Ruairi Logan wins Junior Masters doubles title

Ruairi Logan wins Junior Masters doubles title
Ruairi Logan

Ruairi Logan became the latest Brit to add his name to the Cruyff Foundation Junior Masters boys’ doubles roll of honour over the weekend when he partnered Belgium’s Jef Vandorpe to victory in Tarbes, France.

Logan, one of the newest members of the Tennis Foundation’s Wheelchair Tennis World Class Programme, follows in the tracks of the likes of Alfie Hewett and Gordon Reid, who were both previous winners of the title in Tarbes.

The Junior Masters is the world’s premier individual event for junior wheelchair tennis players. It takes place alongside the last four days of Les Petits As, the prestigious tournament for non-disabled players where Novak Djokovic and Andy Murray first met as 13-year-olds and where the likes of Martina Hinigis and Rafael Nadal are former champions.

A week that began with two days of school exams for Logan ended with the 15-year-old and Vandorpe beating South Africa’s Alwande Sikhosana and Mpho Mhlongo 6-4, 6-2 in Saturday’s final. They had previously beaten Russia’s Sergei Lysov and Niels Vink 7-6(5), 6-3 in the semi-finals.

Ruairi Logan and Jef Vandorpe, 2018 Cruyff Foundation Junior Masters
Ruairi Logan and Jef Vandorpe

“It’s great, I wasn’t expecting it, I had a tough time in singles at the start of the week and to finish as doubles champions is absolutely incredible. I’ve put a lot of effort in and it’s all paid off in the end,” said Logan, the world No.5 ranked junior player. “I’ve had a good training block leading into this and put the new skills I’ve been working on into practice. We played a pretty solid game all round and made the right decisions at the right time.

“I tried a lot of wheelchair sports before settling on wheelchair tennis and I felt they didn’t engage well with me, personally, whereas wheelchair tennis really did, especially when I started playing tournaments,” added Logan, who took up wheelchair tennis aged seven.

“All the players were very supportive. On the court you’re there to win, but when you’re off the court everyone’s there to help you learn, you know, the Tennis Foundation and the other players.
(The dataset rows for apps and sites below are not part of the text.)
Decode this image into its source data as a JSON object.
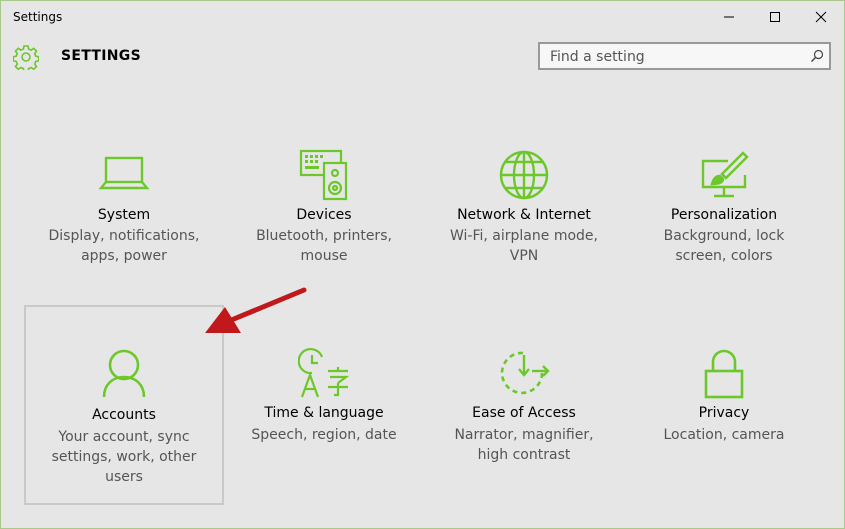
{
  "window": {
    "title": "Settings",
    "controls": [
      "minimize-icon",
      "maximize-icon",
      "close-icon"
    ]
  },
  "header": {
    "icon": "gear-icon",
    "title": "SETTINGS",
    "accent_color": "#6cc82a"
  },
  "search": {
    "placeholder": "Find a setting",
    "icon": "search-icon"
  },
  "categories": [
    {
      "name": "System",
      "desc_lines": [
        "Display, notifications,",
        "apps, power"
      ],
      "icon": "laptop-icon"
    },
    {
      "name": "Devices",
      "desc_lines": [
        "Bluetooth, printers,",
        "mouse"
      ],
      "icon": "devices-icon"
    },
    {
      "name": "Network & Internet",
      "desc_lines": [
        "Wi-Fi, airplane mode,",
        "VPN"
      ],
      "icon": "globe-icon"
    },
    {
      "name": "Personalization",
      "desc_lines": [
        "Background, lock",
        "screen, colors"
      ],
      "icon": "personalization-icon"
    },
    {
      "name": "Accounts",
      "desc_lines": [
        "Your account, sync",
        "settings, work, other",
        "users"
      ],
      "icon": "person-icon",
      "selected": true
    },
    {
      "name": "Time & language",
      "desc_lines": [
        "Speech, region, date"
      ],
      "icon": "time-language-icon"
    },
    {
      "name": "Ease of Access",
      "desc_lines": [
        "Narrator, magnifier,",
        "high contrast"
      ],
      "icon": "ease-of-access-icon"
    },
    {
      "name": "Privacy",
      "desc_lines": [
        "Location, camera"
      ],
      "icon": "lock-icon"
    }
  ],
  "annotation": {
    "arrow_color": "#c0181b",
    "icon": "red-arrow-icon"
  }
}
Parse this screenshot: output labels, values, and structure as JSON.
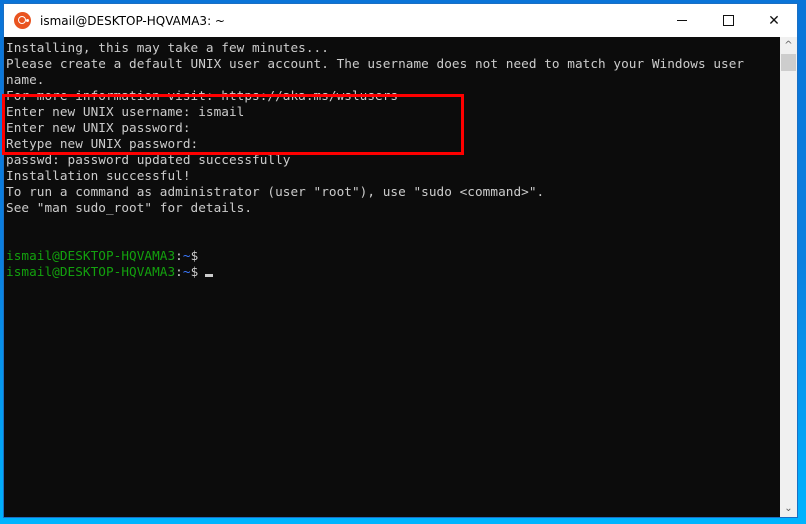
{
  "window": {
    "title": "ismail@DESKTOP-HQVAMA3: ~",
    "app_icon": "ubuntu-icon",
    "controls": {
      "minimize": "minimize-icon",
      "maximize": "maximize-icon",
      "close": "close-icon",
      "close_glyph": "✕"
    }
  },
  "terminal": {
    "lines": [
      "Installing, this may take a few minutes...",
      "Please create a default UNIX user account. The username does not need to match your Windows user",
      "name.",
      "For more information visit: https://aka.ms/wslusers",
      "Enter new UNIX username: ismail",
      "Enter new UNIX password:",
      "Retype new UNIX password:",
      "passwd: password updated successfully",
      "Installation successful!",
      "To run a command as administrator (user \"root\"), use \"sudo <command>\".",
      "See \"man sudo_root\" for details.",
      ""
    ],
    "prompts": [
      {
        "user_host": "ismail@DESKTOP-HQVAMA3",
        "sep": ":",
        "path": "~",
        "symbol": "$"
      },
      {
        "user_host": "ismail@DESKTOP-HQVAMA3",
        "sep": ":",
        "path": "~",
        "symbol": "$"
      }
    ]
  },
  "scrollbar": {
    "up_glyph": "^",
    "down_glyph": "⌄"
  },
  "colors": {
    "prompt_user": "#13a10e",
    "prompt_path": "#3b78ff",
    "highlight": "#ff0000",
    "background": "#0c0c0c",
    "text": "#cccccc"
  }
}
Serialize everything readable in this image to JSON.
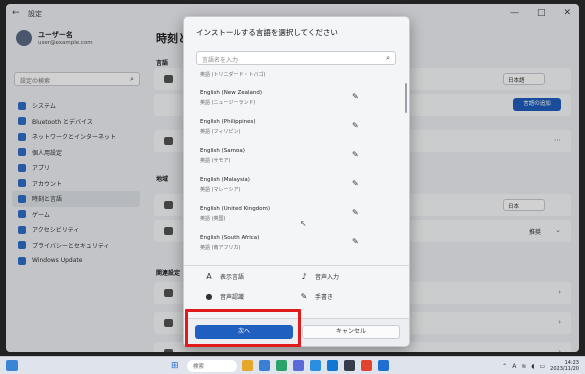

New things to learn, new experiences, that’s what appealed to me and kept me playing wheelchair tennis.”